What Is Cardiac Tamponade?
Cardiac tamponade is a serious medical condition in which
blood or fluids fill the space between the sac that encases the heart and the
heart muscle. This places extreme pressure on your heart. The pressure prevents
the heart's ventricles from expanding fully and keeps your heart from
functioning properly. Your heart can’t pump enough blood to the rest of your
body when this happens. This can lead to organ failure, shock, and even death.
Cardiac tamponade is a medical emergency. If you or someone
you know begins experiencing symptoms, seek medical help immediately.
What Causes Cardiac Tamponade?
Cardiac tamponade is usually the result of penetration of
the pericardium, which is the thin, double-walled sac that surrounds your
heart. The cavity around your heart can fill with enough blood or other bodily
fluids to compress your heart. As the fluid presses on your heart, less and
less blood can enter. Less oxygen-rich blood is pumped to the rest of your body
as a result. The lack of blood getting to the heart and the rest of your body
can eventually cause shock, organ failure, and cardiac arrest.
The causes of pericardial penetration or fluid accumulation
- gunshot or stab wounds
- blunt trauma to the chest from a car or
- accidental perforation after cardiac
catheterization, angiography, or insertion of a pacemaker
- punctures made during placement of a central
line, which is a type of catheter that administers fluids or medications
- cancer that has spread to the pericardial sac,
such as breast or lung cancer
- a ruptured aortic aneurysm
- pericarditis, an inflammation of the pericardium
- lupus, an inflammatory disease in which the immune
system mistakenly attacks healthy tissues
- high levels of radiation to the chest
- hypothyroidism, which increases the risk for
- a heart attack
- kidney failure
- infections that affect the heart
What Are the Symptoms of Cardiac Tamponade?
Cardiac tamponade has the following symptoms:
- anxiety and restlessness
- low blood pressure
- chest pain radiating to your neck, shoulders, or
- trouble breathing or taking deep breaths
- rapid breathing
- discomfort that’s relieved by sitting or leaning
- fainting, dizziness, and loss of consciousness
How Is Cardiac Tamponade Diagnosed?
Cardiac tamponade often has three signs your doctor can
recognize. These signs are commonly known as Beck’s triad. They include:
- low blood pressure and weak pulse because the
volume of blood your heart is pumping is reduced
- extended neck veins because they’re having a hard
time returning blood to your heart
- a rapid heartbeat combined with muffled heart sounds
due to the expanding layer of fluid inside your pericardium
Your doctor will conduct further tests to confirm a cardiac
tamponade diagnosis. An echocardiogram is an ultrasound of your heart. It can
detect whether the pericardium is distended and if the ventricles have
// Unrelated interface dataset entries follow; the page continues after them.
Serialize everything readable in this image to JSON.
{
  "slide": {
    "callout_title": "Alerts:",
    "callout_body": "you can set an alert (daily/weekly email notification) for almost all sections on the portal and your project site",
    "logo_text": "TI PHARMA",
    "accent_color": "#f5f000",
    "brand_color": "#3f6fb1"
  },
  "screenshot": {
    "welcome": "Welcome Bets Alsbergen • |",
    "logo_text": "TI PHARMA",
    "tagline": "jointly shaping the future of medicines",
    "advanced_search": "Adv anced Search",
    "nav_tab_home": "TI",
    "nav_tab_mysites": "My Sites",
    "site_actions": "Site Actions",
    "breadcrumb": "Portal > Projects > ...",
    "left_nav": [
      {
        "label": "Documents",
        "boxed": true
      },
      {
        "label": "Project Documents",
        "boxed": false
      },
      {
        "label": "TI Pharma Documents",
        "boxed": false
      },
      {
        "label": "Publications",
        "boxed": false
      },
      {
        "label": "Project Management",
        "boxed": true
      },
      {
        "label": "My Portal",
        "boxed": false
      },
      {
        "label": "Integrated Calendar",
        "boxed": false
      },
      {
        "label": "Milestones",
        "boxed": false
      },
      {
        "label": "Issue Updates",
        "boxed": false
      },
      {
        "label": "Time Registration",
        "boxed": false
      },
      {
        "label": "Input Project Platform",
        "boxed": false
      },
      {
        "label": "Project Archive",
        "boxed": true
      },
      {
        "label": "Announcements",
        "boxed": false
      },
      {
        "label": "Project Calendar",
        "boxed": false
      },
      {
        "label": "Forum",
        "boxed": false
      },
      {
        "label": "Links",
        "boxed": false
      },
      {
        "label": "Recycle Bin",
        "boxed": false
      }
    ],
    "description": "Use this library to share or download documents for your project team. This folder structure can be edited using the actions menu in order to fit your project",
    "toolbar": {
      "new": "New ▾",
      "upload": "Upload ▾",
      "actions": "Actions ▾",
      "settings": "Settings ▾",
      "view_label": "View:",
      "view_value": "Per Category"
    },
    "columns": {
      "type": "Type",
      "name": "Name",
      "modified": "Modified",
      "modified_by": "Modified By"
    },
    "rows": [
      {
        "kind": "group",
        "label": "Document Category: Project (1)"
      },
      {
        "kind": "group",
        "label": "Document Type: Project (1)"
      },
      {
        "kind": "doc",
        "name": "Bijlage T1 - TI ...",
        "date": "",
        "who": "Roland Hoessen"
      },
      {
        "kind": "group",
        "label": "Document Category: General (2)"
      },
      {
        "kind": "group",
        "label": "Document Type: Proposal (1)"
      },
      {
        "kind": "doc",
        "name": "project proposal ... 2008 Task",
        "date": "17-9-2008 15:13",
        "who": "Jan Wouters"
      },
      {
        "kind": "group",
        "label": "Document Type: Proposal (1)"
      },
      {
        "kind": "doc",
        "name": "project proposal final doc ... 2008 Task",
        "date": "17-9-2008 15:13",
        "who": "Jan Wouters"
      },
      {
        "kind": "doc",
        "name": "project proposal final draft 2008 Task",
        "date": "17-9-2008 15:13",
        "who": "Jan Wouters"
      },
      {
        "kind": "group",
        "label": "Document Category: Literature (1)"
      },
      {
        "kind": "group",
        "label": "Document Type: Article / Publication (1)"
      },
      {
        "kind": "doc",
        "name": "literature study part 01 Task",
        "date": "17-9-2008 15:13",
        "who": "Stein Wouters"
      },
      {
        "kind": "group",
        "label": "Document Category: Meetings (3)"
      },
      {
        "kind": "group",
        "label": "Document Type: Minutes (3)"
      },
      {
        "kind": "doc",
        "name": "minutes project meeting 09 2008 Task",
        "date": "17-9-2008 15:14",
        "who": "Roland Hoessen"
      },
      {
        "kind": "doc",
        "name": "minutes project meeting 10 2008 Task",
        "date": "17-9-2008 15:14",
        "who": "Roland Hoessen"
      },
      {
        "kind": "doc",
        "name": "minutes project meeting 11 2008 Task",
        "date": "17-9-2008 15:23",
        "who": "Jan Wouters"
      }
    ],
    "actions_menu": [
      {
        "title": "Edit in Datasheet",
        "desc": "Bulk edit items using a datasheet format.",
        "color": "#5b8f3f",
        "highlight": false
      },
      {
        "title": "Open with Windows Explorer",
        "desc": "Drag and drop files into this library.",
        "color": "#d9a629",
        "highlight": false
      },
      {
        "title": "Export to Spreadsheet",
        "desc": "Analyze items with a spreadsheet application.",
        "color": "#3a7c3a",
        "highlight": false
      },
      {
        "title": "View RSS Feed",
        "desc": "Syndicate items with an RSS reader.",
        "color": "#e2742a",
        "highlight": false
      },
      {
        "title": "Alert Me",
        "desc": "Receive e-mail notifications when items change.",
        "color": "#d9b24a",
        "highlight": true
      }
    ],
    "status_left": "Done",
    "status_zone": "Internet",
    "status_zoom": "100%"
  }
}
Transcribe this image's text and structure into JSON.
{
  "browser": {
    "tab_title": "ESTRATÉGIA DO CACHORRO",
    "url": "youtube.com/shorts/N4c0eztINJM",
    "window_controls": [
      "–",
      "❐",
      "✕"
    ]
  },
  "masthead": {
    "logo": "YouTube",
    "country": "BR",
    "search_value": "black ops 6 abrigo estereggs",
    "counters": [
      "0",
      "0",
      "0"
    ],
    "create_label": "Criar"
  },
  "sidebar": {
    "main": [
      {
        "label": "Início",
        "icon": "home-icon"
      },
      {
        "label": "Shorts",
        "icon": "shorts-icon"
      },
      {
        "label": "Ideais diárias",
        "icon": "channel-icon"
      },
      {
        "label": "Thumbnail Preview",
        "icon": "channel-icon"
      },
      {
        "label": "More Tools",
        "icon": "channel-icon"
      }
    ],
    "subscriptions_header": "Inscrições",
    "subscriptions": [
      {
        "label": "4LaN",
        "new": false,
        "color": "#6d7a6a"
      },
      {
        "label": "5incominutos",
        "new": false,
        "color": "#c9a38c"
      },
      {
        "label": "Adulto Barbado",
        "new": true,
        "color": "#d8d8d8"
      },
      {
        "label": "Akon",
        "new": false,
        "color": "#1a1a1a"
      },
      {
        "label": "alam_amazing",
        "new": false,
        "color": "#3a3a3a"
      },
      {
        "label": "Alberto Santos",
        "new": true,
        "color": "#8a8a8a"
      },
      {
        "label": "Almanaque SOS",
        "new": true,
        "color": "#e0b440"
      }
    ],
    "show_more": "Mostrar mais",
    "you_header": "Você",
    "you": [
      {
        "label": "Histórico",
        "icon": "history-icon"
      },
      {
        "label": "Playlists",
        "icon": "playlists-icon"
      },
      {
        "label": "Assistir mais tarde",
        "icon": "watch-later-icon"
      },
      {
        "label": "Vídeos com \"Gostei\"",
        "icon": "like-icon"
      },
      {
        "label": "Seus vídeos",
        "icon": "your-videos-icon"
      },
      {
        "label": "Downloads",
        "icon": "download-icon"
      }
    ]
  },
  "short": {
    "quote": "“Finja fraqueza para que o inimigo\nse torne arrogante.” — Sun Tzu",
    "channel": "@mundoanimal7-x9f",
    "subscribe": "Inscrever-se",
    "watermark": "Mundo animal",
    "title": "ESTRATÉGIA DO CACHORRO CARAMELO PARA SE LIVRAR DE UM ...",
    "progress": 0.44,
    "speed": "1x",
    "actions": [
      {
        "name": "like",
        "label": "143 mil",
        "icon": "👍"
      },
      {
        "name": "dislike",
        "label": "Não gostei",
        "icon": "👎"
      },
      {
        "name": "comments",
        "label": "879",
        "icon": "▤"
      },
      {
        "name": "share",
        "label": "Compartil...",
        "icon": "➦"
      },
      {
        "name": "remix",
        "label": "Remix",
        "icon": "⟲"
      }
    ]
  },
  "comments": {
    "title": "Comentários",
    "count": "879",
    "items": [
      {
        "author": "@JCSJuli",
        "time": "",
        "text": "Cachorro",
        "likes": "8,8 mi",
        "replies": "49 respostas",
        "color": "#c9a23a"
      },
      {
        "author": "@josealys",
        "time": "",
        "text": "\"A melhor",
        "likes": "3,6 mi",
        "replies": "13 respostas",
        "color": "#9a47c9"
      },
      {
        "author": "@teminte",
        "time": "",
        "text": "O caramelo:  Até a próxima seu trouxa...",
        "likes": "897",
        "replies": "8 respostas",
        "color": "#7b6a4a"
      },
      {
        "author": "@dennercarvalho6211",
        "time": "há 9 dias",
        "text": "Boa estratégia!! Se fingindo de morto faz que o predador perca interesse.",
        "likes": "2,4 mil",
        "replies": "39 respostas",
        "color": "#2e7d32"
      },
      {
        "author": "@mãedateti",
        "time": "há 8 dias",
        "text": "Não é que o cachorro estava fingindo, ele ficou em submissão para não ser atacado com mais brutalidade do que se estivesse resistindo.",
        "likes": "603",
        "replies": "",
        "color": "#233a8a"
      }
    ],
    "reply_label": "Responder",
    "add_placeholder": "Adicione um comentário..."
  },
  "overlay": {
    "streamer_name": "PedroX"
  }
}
collapsed due to low blood volume. Your chest X-rays may show an enlarged,
globe-shaped heart if you have cardiac tamponade. Other diagnostic tests may
- a thoracic CT scan to look for fluid
accumulation in your chest or changes to your heart
- a magnetic resonance angiogram to see how blood
is flowing through your heart
- an electrocardiogram to assess your heartbeat
How Is Cardiac Tamponade Treated?
Cardiac tamponade is a medical emergency that requires hospitalization.
The treatment of cardiac tamponade has two purposes. It should relieve pressure
on your heart and then treat the underlying condition. Initial treatment
involves your doctor making sure you’re stabilized.
Your doctor will also drain the fluid from your pericardial
sac, typically with a needle. This procedure is called pericardiocentesis. Your
doctor may perform a more invasive procedure called a thoracotomy to drain
blood or remove blood clots if you have a penetrating wound. They may remove part
of your pericardium to help relieve pressure on your heart.
You’ll also receive oxygen, fluids, and medications to
increase your blood pressure.
Once the tamponade is under control and your condition stabilizes,
your doctor may perform additional tests to determine the underlying cause of
What Is the Long-Term Outlook?
The long-term outlook depends on how quickly the diagnosis
can be made, the underlying cause of the tamponade, and any subsequent
complications. Your outlook is fairly good if the cardiac tamponade is quickly
diagnosed and treated.
Your long-term outlook greatly depends on how quickly you get
treatment. Seek medical treatment immediately if you think you have this